The University of Rhode Island Police Department, as well as Narragansett and South Kingstown Police, are cracking down on parties this fall semester.

“With the start of the URI school year, there have already been an increase number of calls for house parties and a number of them are underage,” said Cpt. Joel Ewing-Chow from the South Kingstown Police Department. Their goal is not only to have students abide by the law, but to ensure safety and peace with the town community.

According to Ewing-Chow, signs of a party are simple to spot. For example, people walking around the lawn and the littering of beer cans, bottles and trash. However, most of their calls will be from surrounding neighbors. Loud music is often a complaint, in which police have an obligation and duty to investigate. As for entering the premises, police check for impaired drivers and underage drinking.

“Safety is our number one priority, but in the same sense if we sight people, we will make arrests,” said Ewing-Chow.

Lindsay Cullen, a junior who lives off campus since spring of 2017, speaks out about the controversy between rentals and neighbors. “I feel bad for the neighbors for [parties] that get out of control and are broken up because the lights and the length of time it takes,” said Cullen. “However certain neighborhoods are predominantly rentals, and if they’re choosing to live in one of those, they are bringing it upon themselves, when there are so many places that have fewer rentals.”

One thing that URI students are not aware about is the connection between town police and URI police. If students get arrested by the town, then the town sends a report directly to URI police. “We work hand in hand with surrounding towns,” said Maj. Michael Jagoda of the URI Police Department. “South Kingstown and Narragansett Police send student reports, and which it will be sent to Student Dean of Office.”

URI can implement any course of action they think is appropriate with the situation too.

“Our Dean of Students Office can also impose University conduct sanctions to include fines, educational training requirements, probation and more serious sanctions,” said Jagoda

“The police department in the jurisdiction (off-campus) where the violation occurs can impose penalties to include court summons, town ordinances fines and criminal arrest,” said Jagoda.  The penalties vary depending on the violation.

Students who host parties in their homes can have a penalty of receiving an orange sticker placed on their front door. The sticker entails actions of nuisance. According to the Rhode Island Independent, police use orange stickers in attempt to cut down on rowdy behavior.

“Closed parties tend to be more controlled and less disruptive to neighbors, and open parties tend to get more out of control,” said Cullen

Weekend nights are especially active with students traveling off campus to houses. According to Ewing-Chow, “the probability of road times increases at 9 to 10 p.m.” Generally, DUI enforcement is present around the shoreline area.

Fake identifications are a continuing issue for underage students who possess them. Bars that have underage students are risking the loss of their liquor license. South Kingstown Police Dept. are trying to educate students that it is not okay to possess these forms of identification.

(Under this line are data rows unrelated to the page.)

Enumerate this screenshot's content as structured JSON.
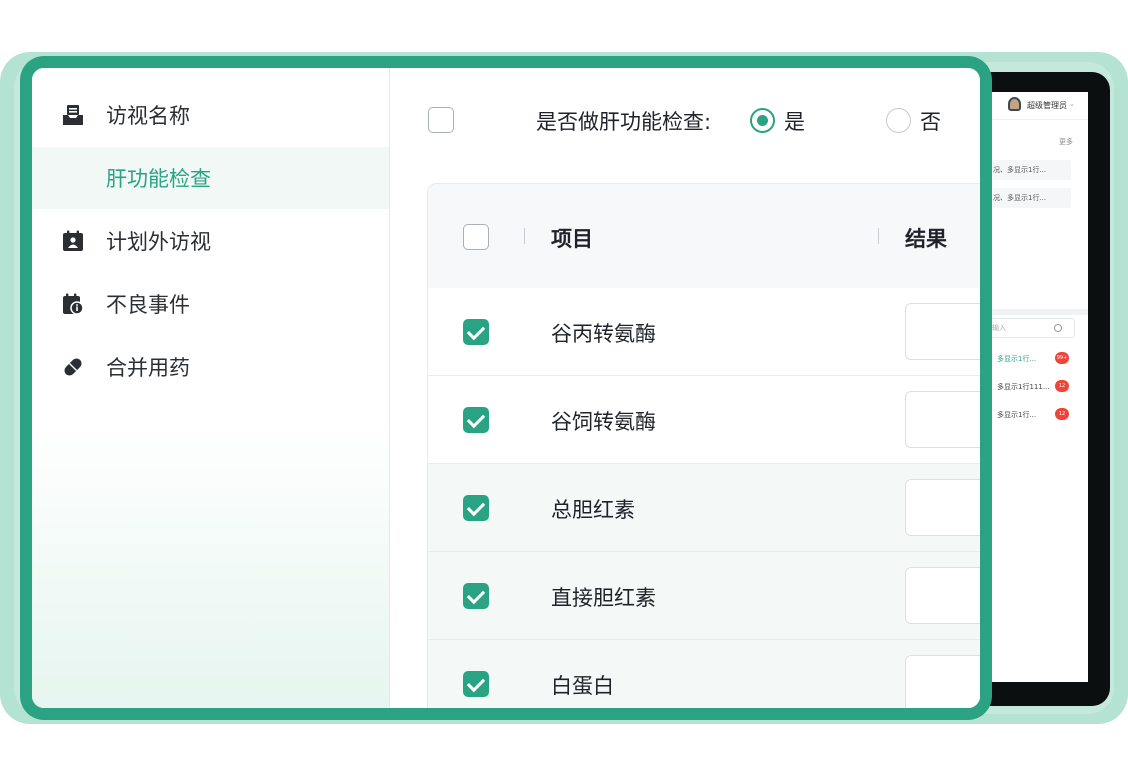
{
  "sidebar": {
    "items": [
      {
        "label": "访视名称",
        "icon": "inbox-tray-icon"
      },
      {
        "label": "肝功能检查",
        "icon": ""
      },
      {
        "label": "计划外访视",
        "icon": "calendar-person-icon"
      },
      {
        "label": "不良事件",
        "icon": "calendar-alert-icon"
      },
      {
        "label": "合并用药",
        "icon": "pill-icon"
      }
    ]
  },
  "form": {
    "question": "是否做肝功能检查:",
    "options": [
      "是",
      "否"
    ],
    "selected": "是"
  },
  "table": {
    "headers": [
      "项目",
      "结果"
    ],
    "rows": [
      {
        "name": "谷丙转氨酶",
        "checked": true
      },
      {
        "name": "谷饲转氨酶",
        "checked": true
      },
      {
        "name": "总胆红素",
        "checked": true
      },
      {
        "name": "直接胆红素",
        "checked": true
      },
      {
        "name": "白蛋白",
        "checked": true
      }
    ]
  },
  "device": {
    "username": "超级管理员",
    "more": "更多",
    "notices": [
      "况、多显示1行...",
      "况、多显示1行..."
    ],
    "search_placeholder": "输入",
    "list": [
      {
        "text": "多显示1行...",
        "badge": "99+"
      },
      {
        "text": "多显示1行111...",
        "badge": "12"
      },
      {
        "text": "多显示1行...",
        "badge": "12"
      }
    ]
  },
  "colors": {
    "accent": "#2aa384",
    "frame": "#2ba383",
    "backdrop": "#b5e3d3",
    "badge": "#f04438"
  }
}
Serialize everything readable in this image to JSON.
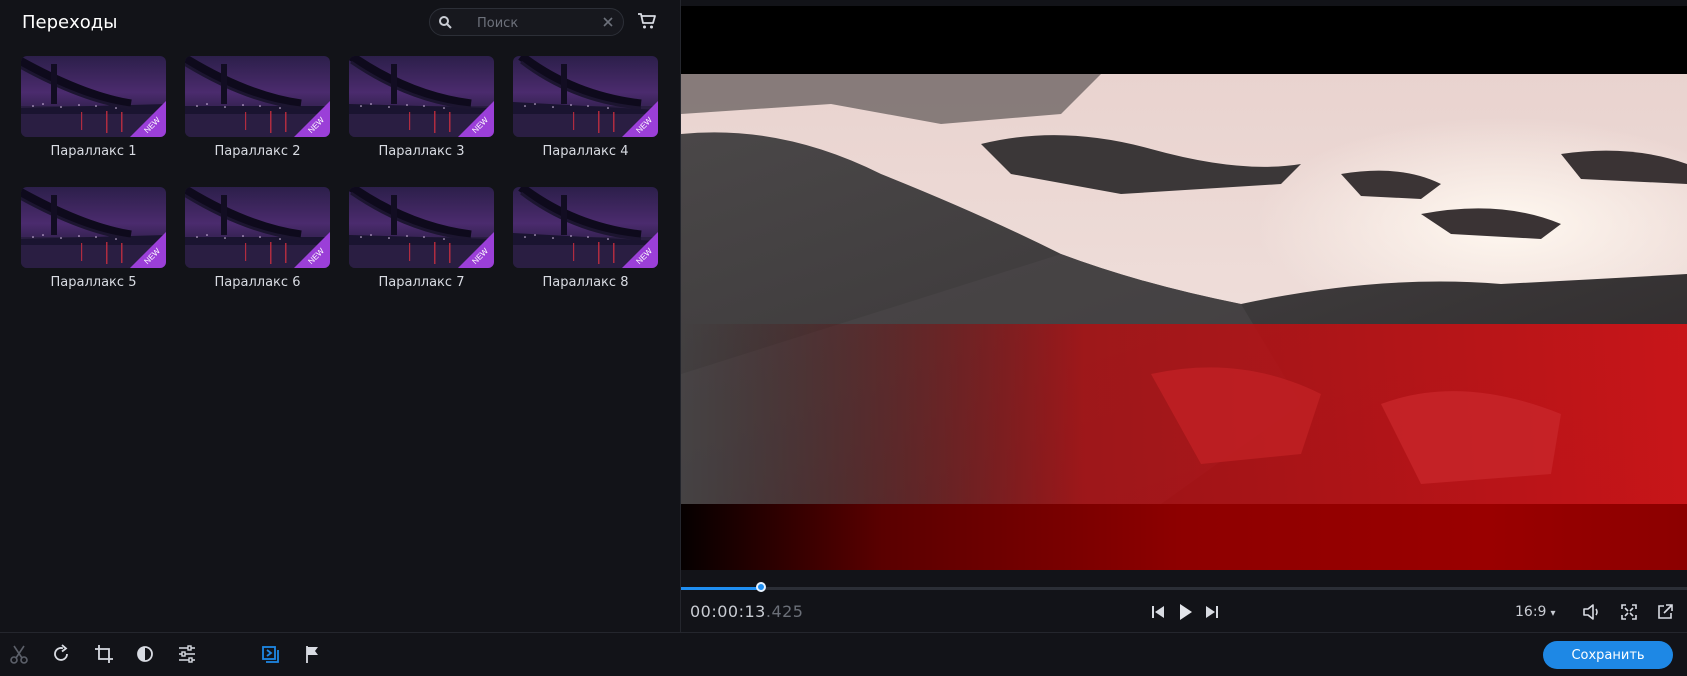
{
  "panel": {
    "title": "Переходы",
    "search": {
      "placeholder": "Поиск",
      "value": ""
    }
  },
  "transitions": [
    {
      "label": "Параллакс 1",
      "badge": "NEW"
    },
    {
      "label": "Параллакс 2",
      "badge": "NEW"
    },
    {
      "label": "Параллакс 3",
      "badge": "NEW"
    },
    {
      "label": "Параллакс 4",
      "badge": "NEW"
    },
    {
      "label": "Параллакс 5",
      "badge": "NEW"
    },
    {
      "label": "Параллакс 6",
      "badge": "NEW"
    },
    {
      "label": "Параллакс 7",
      "badge": "NEW"
    },
    {
      "label": "Параллакс 8",
      "badge": "NEW"
    }
  ],
  "player": {
    "timecode_main": "00:00:13",
    "timecode_ms": ".425",
    "aspect_ratio": "16:9",
    "progress": 0.08
  },
  "toolbar": {
    "save_label": "Сохранить"
  },
  "colors": {
    "accent": "#1e88e5",
    "badge": "#9b3fd8",
    "background": "#121318"
  },
  "icons": [
    "search-icon",
    "clear-icon",
    "cart-icon",
    "prev-icon",
    "play-icon",
    "next-icon",
    "volume-icon",
    "fit-icon",
    "external-icon",
    "cut-icon",
    "rotate-icon",
    "crop-icon",
    "color-icon",
    "adjust-icon",
    "transition-icon",
    "flag-icon"
  ]
}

Speeding is another thing police looks out for. They have stopped multiple drivers for speeding and under the impression of alcohol. Popular places for ticketing are usually Point Judith Road, Ocean Road and R.I. 108.

URI Police offers a safe rides system for students if they are not able to drive home. “We want to have a presence in the URI community” said Jagoda. There are also many different options to grab a safe ride home including Apps Uber and Lyft.

URI, South Kingstown and Narragansett police ask students to be safe, responsible and smart this academic year.